In the years leading up to the pandemic, we as a nation saw a statistically significant decline in veteran homelessness. However, that trend is sadly being reversed. Evidence of this is in the current veteran point in time count and the number of soldiers and former soldiers at risk of becoming homeless in the near future.

For those readers who ascribe to the “bootstrap theory” (i.e., the idea that homeless people need only pull themselves up by their bootstraps), how do you feel about the number of military boots winding up on the sidewalks of random street corners each night?

Imagine the horror of going from a tent in a foxhole to a tent on a curb, then from a tent on a curb to a cell in prison, and reliving that nightmare over again; all because you wanted to serve your country, or you wanted an education, or you wanted to follow in the family hero’s footsteps! Please contact your representatives and let them know how disappointed you are to hear that approximately 1.5 million veterans are now at risk of falling into homelessness.

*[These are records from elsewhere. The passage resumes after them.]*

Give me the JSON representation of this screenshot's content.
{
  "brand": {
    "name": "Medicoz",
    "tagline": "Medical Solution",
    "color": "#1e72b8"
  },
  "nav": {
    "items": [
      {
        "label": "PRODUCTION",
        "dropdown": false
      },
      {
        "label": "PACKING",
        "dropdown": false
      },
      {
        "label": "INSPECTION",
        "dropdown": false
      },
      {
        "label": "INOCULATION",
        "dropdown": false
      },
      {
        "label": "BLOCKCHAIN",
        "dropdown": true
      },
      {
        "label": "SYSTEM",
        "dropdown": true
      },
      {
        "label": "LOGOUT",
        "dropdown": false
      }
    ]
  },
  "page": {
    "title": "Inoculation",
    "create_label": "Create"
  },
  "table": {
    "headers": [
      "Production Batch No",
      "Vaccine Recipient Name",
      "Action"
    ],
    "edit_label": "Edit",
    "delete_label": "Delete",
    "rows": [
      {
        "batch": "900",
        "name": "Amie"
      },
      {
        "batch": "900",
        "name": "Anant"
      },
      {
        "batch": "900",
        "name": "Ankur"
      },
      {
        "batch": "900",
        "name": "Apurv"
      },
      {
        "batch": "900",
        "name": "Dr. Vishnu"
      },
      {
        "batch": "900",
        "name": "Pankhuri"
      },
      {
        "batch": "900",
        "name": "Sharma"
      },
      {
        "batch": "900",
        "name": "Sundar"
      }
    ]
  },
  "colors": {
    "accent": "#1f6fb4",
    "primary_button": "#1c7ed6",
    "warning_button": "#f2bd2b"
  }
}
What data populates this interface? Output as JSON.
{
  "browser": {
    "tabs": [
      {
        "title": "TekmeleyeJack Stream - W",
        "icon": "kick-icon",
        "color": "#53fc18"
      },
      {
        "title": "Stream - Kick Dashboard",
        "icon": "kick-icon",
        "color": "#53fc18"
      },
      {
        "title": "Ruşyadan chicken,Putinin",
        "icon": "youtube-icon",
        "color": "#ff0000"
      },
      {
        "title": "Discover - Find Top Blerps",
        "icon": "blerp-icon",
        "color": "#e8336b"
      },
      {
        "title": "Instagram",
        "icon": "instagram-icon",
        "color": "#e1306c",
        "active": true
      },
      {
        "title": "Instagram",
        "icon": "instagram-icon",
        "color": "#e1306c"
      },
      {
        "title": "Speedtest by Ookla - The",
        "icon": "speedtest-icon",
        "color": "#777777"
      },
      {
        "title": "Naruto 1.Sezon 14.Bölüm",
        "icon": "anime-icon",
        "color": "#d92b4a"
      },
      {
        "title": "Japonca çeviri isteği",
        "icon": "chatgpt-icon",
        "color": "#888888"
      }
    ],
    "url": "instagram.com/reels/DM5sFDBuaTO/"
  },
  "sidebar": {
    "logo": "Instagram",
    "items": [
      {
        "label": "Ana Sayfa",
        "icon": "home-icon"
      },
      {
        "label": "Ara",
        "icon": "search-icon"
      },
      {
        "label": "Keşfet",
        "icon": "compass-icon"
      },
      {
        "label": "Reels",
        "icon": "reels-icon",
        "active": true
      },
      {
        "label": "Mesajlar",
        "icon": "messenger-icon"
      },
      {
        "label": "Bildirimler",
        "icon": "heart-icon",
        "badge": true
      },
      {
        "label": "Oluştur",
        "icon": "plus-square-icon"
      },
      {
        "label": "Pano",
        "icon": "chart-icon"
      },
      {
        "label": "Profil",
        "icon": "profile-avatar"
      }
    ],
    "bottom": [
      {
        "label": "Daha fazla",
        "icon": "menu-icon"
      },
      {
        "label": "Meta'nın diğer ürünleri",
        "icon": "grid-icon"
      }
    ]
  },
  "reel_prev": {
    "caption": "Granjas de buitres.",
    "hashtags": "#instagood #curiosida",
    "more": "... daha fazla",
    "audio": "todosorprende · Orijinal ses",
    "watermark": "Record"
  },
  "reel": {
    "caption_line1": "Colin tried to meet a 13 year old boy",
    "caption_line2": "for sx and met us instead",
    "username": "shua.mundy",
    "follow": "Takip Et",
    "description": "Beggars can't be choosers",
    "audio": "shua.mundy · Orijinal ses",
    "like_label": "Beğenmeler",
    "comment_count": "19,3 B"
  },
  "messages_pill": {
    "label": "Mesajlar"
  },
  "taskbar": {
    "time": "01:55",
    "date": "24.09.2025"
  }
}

Cynthia Griffith

Cynthia Griffith

     

Cynthia Griffith is a freelance writer dedicated to social justice and environmental issues.

Related Topics



Your support can create amazing change

Join the campaign to end homelessness by supporting the only newsroom focused solely on the topic of homelessness. Our original reporting — posted five to seven days a week — can also be found on Apple News and Google News. Through storytelling, education, news, and advocacy, we are changing the narrative on homelessness.

Invisible People is a nonprofit organization. We rely on the support of friends like you — people who understand that well-written, carefully researched stories can change minds about this issue. And that’s what leads to true transformation and policy change. Our writers have their fingers on the pulse of homeless communities. Many are formerly or currently homeless themselves. They are the real experts, passionate about ending homelessness. Your support helps us tell the true story of this crisis and solutions that will end it. Your donations help make history by telling the real story of homelessness to inspire tangible actions to end it.

Your donation, big or small, will help bring real change.

DONATE NOW



Get the Invisible People newsletter


RECENT STORIES

homeless man in austin

Martin

Los Angeles Homeless Woman Lost Her Legs to Frostbite

Monica

homeless man in austin

David

Disabled Homeless Mom

Cori and her daughter


RECENT ARTICLES

yukon housing

What’s Fueling the Yukon’s Housing Crisis?

Craig Newmark Philanthropies

Craig Newmark Philanthropies Awards Invisible People $50,000 Grant

shelters are not for everyone

Shelters Aren’t Right For Everyone

family homelessness

Family Homelessness: A Gateway to Generational Trauma

Get the Invisible People newsletter